I have always been quite vocal on my blog about how I always wanted boys. And ever since I met my husband 12 years ago and we started talking about our future children, we both desperately wanted at least one little boy. And after we’d got our wish and were expecting our second bundle, we were happy for either gender – but both felt pretty chuffed when we found out he would be getting a little brother.
But after chatting to a friend of mine who didn’t get the balance of genders she had always dreamt about, I became more aware that not every mother felt the same way.
And so I chatted to a few more friends.
And I saw people type things in private online forums.
And as time went on, it became more and more obvious to me that gender disappointment is a very real thing.
Something that so many women have experienced.
Something that so many women don’t want to say out loud.
Of course, we never, ever regret our children. And once we meet our babies, we fall desperately in love. We know we are blessed. We know that we are amongst the lucky ones to have a child to hold in our arms.
We would never, ever wind back the clock and swap them for another child.
But that doesn’t stop the grief for the child we always dreamt we would have.
As I chatted to friends and asked whether they felt this way, their answers always came back in hushed whispers. Afraid that someone would overhear and assume they didn’t love their children.
Because they do love their children. Desperately. Unequivocally. Fiercely.
And gender disappointment takes nothing away from that love.
But still, the conversations kept coming…
One friend said: “I’ve never told anyone else this, but…”
One friend said: “I’m afraid to have another child, as I can’t bear the disappointment if it’s not the gender I want.”
One friend told me that she was bullied online after admitting the disappointment she felt at her 20-week scan on an online forum. She didn’t go back onto the Internet for a long time after that. She felt genuinely depressed and totally judged.
One friend told me that she still feels pangs of sadness when she imagines the face of the daughter she always thought she would have. The daughter she imagined dressing in pink. The daughter she imagined on her wedding day.
One friend told me that tears prick her eyes whenever she thinks about the little boy her husband always wanted. The little boy he imagined taking to Wembley with him to support England. The son he imagined taking to the pub for a beer on his 18th.
The children never existed.

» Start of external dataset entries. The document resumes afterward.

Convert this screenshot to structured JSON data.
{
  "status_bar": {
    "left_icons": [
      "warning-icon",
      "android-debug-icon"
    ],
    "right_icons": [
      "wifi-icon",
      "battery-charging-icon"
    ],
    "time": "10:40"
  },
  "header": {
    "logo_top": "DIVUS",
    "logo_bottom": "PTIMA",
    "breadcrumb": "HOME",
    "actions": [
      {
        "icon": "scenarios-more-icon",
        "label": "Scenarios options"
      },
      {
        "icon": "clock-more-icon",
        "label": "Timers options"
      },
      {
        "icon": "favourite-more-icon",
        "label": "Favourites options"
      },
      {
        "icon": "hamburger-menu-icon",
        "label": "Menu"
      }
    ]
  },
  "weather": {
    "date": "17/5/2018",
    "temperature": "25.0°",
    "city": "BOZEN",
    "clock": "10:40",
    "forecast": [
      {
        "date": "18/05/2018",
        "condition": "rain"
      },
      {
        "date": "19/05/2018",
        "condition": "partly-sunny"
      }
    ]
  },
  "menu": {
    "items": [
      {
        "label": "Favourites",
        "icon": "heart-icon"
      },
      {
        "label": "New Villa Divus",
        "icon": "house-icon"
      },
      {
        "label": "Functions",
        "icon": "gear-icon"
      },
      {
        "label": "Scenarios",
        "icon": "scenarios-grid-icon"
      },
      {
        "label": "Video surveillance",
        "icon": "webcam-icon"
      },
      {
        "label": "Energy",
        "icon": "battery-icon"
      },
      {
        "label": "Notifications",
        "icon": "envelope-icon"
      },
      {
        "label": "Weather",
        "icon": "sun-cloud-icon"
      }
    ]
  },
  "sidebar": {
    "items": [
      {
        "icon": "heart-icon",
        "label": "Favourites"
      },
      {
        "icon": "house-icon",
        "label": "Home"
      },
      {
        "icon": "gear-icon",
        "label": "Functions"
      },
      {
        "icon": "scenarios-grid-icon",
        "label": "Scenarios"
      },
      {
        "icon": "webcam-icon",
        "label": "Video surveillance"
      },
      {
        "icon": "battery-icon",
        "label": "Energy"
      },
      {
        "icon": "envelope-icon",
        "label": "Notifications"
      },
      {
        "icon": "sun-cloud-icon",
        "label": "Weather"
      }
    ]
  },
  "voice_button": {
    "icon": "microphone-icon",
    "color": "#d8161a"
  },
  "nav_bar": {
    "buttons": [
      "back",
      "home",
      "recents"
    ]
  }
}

But they lived in dreams. So vividly.
Everywhere I turned, people admitted they felt the same.
Not everyone, I will add. Just like me, a lot of friends played the gender lottery and won. Others told me that they really had no preference.
But for those that did have a preference, as much as their head told them “it’s 50/50, try not to get your hopes up!’, their heart panged for a certain gender and kept reminding them when they found out the news.
The conversations I had left me feeling sad. Not for the children that were never born, as those mothers told me that the love they feel for their children eclipses that and reminds them they are lucky every single day.
But for the fact that so many mothers feel they can’t say it out loud.
And I understand that. I really do. Because no-one wants people to think they are disappointed with their children and the life that mother nature chose for them.
So I will say it.
There is no shame in gender disappointment. It exists. It is real.
It is a disappointment in what you don’t have. It is not a disappointment in what you do.
And honestly, you are not alone.